Reply only with how many lines below contain "JSON".

(Source data)
————
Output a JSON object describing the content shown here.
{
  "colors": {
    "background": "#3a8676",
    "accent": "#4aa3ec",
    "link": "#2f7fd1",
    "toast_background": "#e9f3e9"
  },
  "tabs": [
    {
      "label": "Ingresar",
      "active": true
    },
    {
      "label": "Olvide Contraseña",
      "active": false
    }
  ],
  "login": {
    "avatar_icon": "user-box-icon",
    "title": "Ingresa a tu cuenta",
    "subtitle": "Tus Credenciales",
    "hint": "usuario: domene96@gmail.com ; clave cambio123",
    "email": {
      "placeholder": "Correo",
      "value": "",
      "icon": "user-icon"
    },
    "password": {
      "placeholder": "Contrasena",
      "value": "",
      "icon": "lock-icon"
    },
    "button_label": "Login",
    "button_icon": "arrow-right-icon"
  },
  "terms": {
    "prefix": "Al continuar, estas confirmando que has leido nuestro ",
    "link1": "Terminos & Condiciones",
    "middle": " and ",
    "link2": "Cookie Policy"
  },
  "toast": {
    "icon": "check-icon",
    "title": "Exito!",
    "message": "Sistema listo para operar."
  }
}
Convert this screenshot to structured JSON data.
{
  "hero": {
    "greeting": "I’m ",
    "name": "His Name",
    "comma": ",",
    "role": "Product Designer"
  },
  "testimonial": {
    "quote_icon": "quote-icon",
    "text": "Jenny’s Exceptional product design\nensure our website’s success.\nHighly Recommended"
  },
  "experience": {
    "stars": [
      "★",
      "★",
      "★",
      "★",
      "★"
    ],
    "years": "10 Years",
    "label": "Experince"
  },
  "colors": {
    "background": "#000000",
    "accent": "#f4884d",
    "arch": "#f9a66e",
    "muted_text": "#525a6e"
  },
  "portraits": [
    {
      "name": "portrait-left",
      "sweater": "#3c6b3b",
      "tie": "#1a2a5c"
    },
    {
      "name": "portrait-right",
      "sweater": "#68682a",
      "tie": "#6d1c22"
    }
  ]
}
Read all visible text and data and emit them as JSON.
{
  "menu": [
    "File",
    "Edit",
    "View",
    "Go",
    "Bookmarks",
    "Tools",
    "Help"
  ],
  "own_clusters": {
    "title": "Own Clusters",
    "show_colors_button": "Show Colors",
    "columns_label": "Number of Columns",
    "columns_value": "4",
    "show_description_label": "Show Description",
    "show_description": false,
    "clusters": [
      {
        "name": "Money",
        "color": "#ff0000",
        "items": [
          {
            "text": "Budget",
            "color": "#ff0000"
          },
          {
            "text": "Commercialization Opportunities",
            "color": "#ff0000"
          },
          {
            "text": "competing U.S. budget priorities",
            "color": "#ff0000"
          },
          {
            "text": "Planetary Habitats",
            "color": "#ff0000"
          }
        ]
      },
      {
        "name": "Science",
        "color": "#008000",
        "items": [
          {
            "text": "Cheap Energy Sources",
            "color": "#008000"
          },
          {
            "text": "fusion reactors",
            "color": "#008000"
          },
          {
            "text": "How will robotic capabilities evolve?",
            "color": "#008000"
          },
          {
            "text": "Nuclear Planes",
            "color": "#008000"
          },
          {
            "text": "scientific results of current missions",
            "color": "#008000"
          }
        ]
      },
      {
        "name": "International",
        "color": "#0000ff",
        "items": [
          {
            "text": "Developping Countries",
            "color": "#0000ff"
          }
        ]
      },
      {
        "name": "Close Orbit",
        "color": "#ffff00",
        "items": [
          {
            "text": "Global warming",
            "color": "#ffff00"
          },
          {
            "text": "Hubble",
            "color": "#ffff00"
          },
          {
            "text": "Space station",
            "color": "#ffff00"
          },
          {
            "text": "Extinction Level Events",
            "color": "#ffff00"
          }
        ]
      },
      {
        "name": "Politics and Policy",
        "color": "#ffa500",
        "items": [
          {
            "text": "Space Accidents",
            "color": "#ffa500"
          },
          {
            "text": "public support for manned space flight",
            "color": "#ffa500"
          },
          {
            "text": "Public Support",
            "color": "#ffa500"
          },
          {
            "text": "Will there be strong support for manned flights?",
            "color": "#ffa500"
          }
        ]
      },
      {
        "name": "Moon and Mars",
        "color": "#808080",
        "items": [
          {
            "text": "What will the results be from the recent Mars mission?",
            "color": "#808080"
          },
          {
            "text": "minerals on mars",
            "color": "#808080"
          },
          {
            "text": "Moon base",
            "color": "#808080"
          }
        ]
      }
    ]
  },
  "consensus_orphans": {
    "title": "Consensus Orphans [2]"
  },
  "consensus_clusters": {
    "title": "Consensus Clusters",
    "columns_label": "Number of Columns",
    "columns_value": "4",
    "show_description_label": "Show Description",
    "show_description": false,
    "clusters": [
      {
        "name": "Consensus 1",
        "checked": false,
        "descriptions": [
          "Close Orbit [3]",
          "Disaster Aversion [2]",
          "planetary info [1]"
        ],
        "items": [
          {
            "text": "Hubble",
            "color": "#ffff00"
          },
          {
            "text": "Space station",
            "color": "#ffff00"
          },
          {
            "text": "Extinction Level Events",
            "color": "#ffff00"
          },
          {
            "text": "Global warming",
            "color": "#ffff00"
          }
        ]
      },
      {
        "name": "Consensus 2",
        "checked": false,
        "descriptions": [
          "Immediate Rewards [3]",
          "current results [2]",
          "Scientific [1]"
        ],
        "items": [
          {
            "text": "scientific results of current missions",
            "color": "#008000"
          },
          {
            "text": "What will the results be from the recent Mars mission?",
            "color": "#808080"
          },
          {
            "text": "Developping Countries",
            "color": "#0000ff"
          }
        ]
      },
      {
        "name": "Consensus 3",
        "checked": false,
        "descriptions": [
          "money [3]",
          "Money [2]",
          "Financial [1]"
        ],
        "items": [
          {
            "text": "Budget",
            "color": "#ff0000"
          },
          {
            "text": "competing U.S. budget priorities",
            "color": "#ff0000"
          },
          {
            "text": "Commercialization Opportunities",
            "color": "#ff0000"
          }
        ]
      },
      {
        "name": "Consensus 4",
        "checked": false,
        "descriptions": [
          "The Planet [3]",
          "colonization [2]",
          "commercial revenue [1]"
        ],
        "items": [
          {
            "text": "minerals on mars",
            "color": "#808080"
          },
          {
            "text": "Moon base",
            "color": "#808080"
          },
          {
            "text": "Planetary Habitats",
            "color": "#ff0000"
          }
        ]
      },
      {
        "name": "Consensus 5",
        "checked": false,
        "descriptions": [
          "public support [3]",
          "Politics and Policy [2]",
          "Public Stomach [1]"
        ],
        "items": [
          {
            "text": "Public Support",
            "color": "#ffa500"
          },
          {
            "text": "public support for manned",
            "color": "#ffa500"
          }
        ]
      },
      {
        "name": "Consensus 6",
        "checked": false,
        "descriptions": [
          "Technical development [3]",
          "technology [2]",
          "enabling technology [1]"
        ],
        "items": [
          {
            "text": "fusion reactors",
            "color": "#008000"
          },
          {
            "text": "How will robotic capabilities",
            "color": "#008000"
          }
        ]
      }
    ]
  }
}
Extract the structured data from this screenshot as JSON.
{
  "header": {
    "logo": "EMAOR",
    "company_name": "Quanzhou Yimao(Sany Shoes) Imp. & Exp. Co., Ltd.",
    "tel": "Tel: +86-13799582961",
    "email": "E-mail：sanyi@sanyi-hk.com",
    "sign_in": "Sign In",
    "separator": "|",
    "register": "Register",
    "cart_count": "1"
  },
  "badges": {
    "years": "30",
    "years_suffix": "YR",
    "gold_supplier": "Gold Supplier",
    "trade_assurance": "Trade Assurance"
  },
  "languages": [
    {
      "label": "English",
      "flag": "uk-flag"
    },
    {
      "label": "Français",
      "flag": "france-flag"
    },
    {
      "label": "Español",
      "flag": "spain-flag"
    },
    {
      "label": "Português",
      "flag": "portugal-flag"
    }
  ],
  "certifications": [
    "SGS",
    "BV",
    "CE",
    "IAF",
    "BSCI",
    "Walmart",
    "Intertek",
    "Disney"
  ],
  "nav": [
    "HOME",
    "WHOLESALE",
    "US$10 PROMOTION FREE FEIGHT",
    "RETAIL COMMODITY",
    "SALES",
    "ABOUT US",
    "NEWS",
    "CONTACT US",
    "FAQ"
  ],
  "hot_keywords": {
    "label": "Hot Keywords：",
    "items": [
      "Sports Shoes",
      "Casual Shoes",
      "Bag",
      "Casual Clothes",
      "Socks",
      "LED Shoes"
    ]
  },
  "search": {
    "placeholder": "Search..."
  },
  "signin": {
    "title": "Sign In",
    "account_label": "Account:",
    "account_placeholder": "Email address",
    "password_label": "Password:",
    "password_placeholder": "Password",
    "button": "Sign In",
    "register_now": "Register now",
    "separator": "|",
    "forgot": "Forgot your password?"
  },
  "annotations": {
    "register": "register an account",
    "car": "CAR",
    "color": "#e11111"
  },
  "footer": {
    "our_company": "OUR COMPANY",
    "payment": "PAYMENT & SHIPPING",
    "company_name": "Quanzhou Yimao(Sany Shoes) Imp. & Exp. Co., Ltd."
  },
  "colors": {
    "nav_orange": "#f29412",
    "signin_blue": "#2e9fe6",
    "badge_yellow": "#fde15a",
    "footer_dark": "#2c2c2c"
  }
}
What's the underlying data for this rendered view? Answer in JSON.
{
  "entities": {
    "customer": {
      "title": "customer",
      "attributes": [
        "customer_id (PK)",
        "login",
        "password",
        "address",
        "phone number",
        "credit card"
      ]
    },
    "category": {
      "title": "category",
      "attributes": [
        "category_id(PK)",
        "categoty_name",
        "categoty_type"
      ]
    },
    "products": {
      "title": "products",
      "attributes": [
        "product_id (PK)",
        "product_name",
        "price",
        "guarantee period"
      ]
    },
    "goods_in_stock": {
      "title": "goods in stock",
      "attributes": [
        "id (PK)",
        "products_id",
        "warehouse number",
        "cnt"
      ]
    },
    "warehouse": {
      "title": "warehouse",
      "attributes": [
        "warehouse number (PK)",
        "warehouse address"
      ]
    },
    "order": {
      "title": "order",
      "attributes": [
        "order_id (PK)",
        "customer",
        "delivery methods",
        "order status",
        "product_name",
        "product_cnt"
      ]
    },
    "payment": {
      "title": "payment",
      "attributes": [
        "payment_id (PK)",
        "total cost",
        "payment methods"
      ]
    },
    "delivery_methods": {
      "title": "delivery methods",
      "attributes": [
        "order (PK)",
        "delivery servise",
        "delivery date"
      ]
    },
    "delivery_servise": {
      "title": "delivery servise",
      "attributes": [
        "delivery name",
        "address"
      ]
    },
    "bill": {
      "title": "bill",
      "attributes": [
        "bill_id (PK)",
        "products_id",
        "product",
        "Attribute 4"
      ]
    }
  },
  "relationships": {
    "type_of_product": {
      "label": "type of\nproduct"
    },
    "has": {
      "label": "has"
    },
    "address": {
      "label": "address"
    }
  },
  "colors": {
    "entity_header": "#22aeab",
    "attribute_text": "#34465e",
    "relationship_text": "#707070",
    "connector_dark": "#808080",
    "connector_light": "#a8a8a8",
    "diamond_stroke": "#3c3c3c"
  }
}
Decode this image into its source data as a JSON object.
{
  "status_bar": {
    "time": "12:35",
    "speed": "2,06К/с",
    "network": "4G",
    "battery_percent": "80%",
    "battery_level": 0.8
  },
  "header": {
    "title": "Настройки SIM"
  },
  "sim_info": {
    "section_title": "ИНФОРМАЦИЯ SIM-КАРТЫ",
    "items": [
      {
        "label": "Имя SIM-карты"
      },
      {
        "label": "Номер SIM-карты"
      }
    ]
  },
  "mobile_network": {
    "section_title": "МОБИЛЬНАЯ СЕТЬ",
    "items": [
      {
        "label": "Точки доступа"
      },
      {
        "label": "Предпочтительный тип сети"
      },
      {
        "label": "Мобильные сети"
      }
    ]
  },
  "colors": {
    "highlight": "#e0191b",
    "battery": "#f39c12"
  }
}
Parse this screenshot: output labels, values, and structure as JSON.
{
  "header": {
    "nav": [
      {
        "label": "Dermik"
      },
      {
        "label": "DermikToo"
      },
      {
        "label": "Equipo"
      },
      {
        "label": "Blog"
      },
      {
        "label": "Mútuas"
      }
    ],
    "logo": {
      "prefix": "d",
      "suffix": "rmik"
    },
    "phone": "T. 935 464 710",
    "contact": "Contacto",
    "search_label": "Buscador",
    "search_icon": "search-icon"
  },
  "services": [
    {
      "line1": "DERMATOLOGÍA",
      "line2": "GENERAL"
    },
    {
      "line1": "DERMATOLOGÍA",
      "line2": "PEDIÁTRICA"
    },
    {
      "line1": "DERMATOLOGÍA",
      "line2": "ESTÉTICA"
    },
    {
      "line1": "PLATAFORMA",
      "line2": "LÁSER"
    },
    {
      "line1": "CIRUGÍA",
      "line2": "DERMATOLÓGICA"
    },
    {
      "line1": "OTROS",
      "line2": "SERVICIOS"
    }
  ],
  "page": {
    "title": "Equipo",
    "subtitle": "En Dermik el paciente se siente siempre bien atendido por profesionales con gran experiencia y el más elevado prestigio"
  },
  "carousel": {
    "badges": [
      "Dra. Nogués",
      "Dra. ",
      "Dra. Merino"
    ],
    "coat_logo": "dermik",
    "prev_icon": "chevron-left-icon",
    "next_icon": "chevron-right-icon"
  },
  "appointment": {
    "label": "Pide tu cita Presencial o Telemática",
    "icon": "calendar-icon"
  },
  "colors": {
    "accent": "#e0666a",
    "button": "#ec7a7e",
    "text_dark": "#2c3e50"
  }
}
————
### WORKED SOLUTION
7